Largely because the format has evolved incrementally, there are a number of inconsistencies and ambiguities among the FITS papers, especially the first four. To provide a document with a clear and unambiguous specification of the rules of FITS, the NASA/Science Office of Standards and Technology (NOST) has developed a formal FITS codification, the Definition of FITS (NOST 1995). This NOST standard was developed by technical panels of astronomers chaired by R. Hanisch (STScI), chair of the Working Group on Astronomical Software of the American Astronomical Society. The FITS Support Office coordinator served as secretary of the panel, and the FITS office was responsible for writing the original text and for the bulk of the editing during the revision process.
Development of the standard follows a procedure developed at the NOST that follows the common practices of other standardization bodies. The technical panel develops an initial Draft Standard. When the panel has reached consensus on this Draft Standard, the document is made available to the astronomical community for comment, typically for a period of two months. Availability of the document for review is announced to the sci.astro.fits newsgroup and to the electronic mailing lists described in section 6.5. The American Astronomical Society Executive Office also is notified. Special efforts are made to ensure review by members of the IAUFWG and the regional FITS committees. After the period for review is over, the technical panel reviews the comments and revises the standard in reponse. Replies are sent to all reviewers, describing the changes made by the technical panel in response to the review, and explaining the reasons when the recommended revision was not made. This cycle is repeated until the number of revisions recommended by the reviewers is so small that it is evident that the astronomical community has reached consensus.
The document that results from this process is called a Proposed Standard. This document is then submitted to a NOST accreditation panel, composed of the NOST Executive Board (the NOST Secretary, two other members from the Space Science Data Operations Office, and one from NASA Headquarters) and an outside astronomer. The role of this panel is to review the process of developing the standard: whether the steps taken to publicize the availability for review were adequate to reach the entire interested community, whether the technical panel replies addressed all the reviewers' points, and whether the resulting Proposed Standard represents a consensus of the community.
Version 1.0 of the standard covered the rules in the first four FITS papers and the floating point agreement. There were three technical panel review cycles. On June 18, 1993, the accreditation panel voted to approve the Definition of FITS as the NOST standard for the use of FITS. Questions about the specifications of units led to the development of a revision, version 1.1. There was only one review cycle; the number of comments was small and the community members present at the 1995 business meeting of the Working Group on Astronomical Software agreed that this lack of comments reflected general satisfaction with these changes. Version 1.1 was approved by the accreditation panel on June 14, 1995. The NOST Definition has been submitted to the chair of the IAUFWG as the start of the process of seeking endorsement of the NOST document as the international standard for FITS. In the ongoing electronic discussions of FITS, FITS rules are frequently quoted in the form in which they are expressed in the NOST document.
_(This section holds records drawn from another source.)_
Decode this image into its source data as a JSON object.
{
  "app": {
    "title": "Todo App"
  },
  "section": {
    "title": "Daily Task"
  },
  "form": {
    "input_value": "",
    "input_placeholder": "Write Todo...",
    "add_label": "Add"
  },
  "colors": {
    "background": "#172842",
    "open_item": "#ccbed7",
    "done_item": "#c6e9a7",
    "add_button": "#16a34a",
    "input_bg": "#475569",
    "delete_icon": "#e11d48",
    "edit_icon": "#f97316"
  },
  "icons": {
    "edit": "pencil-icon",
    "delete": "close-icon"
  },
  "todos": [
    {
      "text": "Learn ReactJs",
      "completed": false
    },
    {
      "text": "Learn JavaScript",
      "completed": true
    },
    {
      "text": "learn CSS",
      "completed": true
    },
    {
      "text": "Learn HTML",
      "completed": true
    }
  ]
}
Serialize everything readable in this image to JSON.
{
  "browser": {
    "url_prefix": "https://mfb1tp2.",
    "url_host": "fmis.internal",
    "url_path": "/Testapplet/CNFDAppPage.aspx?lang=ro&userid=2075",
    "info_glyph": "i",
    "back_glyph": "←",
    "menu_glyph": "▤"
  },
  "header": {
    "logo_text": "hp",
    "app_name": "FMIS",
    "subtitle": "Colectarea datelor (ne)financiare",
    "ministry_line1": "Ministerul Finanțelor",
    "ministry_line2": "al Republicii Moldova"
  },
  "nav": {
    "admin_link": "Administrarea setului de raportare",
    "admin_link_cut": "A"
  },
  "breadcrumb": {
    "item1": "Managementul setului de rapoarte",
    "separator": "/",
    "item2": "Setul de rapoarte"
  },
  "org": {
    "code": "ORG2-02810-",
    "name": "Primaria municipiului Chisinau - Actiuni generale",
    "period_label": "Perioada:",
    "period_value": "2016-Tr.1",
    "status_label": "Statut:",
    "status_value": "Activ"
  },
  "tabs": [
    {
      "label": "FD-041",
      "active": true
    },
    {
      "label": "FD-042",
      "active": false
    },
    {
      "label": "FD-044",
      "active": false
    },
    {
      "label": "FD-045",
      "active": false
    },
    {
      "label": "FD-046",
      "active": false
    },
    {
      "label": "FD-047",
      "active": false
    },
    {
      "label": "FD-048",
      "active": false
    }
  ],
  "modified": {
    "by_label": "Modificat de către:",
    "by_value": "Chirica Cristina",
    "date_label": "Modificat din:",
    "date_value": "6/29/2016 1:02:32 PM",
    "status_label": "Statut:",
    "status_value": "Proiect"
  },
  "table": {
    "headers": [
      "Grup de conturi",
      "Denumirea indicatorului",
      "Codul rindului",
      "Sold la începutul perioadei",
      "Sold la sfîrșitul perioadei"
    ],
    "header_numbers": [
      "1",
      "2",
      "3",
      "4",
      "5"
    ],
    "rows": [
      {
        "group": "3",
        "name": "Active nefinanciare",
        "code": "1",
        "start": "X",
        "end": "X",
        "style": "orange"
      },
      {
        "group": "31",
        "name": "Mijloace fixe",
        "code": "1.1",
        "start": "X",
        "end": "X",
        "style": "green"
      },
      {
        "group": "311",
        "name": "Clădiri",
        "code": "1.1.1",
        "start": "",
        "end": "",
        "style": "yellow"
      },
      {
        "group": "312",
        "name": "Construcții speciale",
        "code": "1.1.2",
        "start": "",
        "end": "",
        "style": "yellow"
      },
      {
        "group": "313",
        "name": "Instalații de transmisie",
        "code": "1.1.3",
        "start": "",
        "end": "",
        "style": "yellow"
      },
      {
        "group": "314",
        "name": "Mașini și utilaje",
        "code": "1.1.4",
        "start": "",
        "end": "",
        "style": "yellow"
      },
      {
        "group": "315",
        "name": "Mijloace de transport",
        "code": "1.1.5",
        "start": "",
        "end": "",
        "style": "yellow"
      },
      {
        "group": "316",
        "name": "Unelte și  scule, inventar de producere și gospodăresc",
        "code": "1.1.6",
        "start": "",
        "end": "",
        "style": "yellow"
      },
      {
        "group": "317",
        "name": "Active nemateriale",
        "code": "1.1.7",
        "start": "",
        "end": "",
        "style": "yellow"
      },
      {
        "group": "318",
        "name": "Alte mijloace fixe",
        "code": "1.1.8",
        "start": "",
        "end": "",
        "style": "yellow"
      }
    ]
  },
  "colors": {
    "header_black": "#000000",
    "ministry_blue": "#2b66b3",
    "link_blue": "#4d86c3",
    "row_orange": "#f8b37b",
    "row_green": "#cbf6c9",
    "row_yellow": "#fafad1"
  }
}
A technical panel has been formed to add the IMAGE and BINTABLE extensions and the blocking agreement to the NOST standard. Clarifications arising from community discussion of the FITS rules also will be made. The result of this process will be Version 2 of the Definition of FITS (now available from the FITS Support Office or in html at http://archive.stsci.edu/fits/fits_standard/).
The standard is available in both printed and electronic form. Electronic copies are available in several forms: flat ASCII, uncompressed PostScript, compressed PostScript,and LATEX. Style (nost.sty) and index files are provided for use with the LATEX form. The three forms have identical content, except that the ASCII version may not preserve the font usage in the other versions. The standard may be obtained from the anonymous ftp site in files of the form fits_standard.* through links starting at the FITS Support Office home page. When a Draft Standard is announced for community review, it is available in the LATEXand PostScript forms; a text form is sometimes available.
The FITS Support Office maintains and updates this User's Guide, which is designed to provide a better introduction to FITS for the novice than the precise but dry standard. In addition to providing the rules, it explains them in more detail than the standard and discusses their motivation. It discusses recommended and discouraged practices and provides hints on how to use particular structures. Sample FITS headers illustrate the different formats. Some widely used conventions that are not specified in the formal rules of FITS are described. The Guide also discusses current FITS developments, including proposals for new rules or conventions. Copies are available in printed form and electronically in compressed or uncompressed PostScript and LATEX, in files of the form users_guide.*. The style file guide.sty is provided for use with the LATEX form.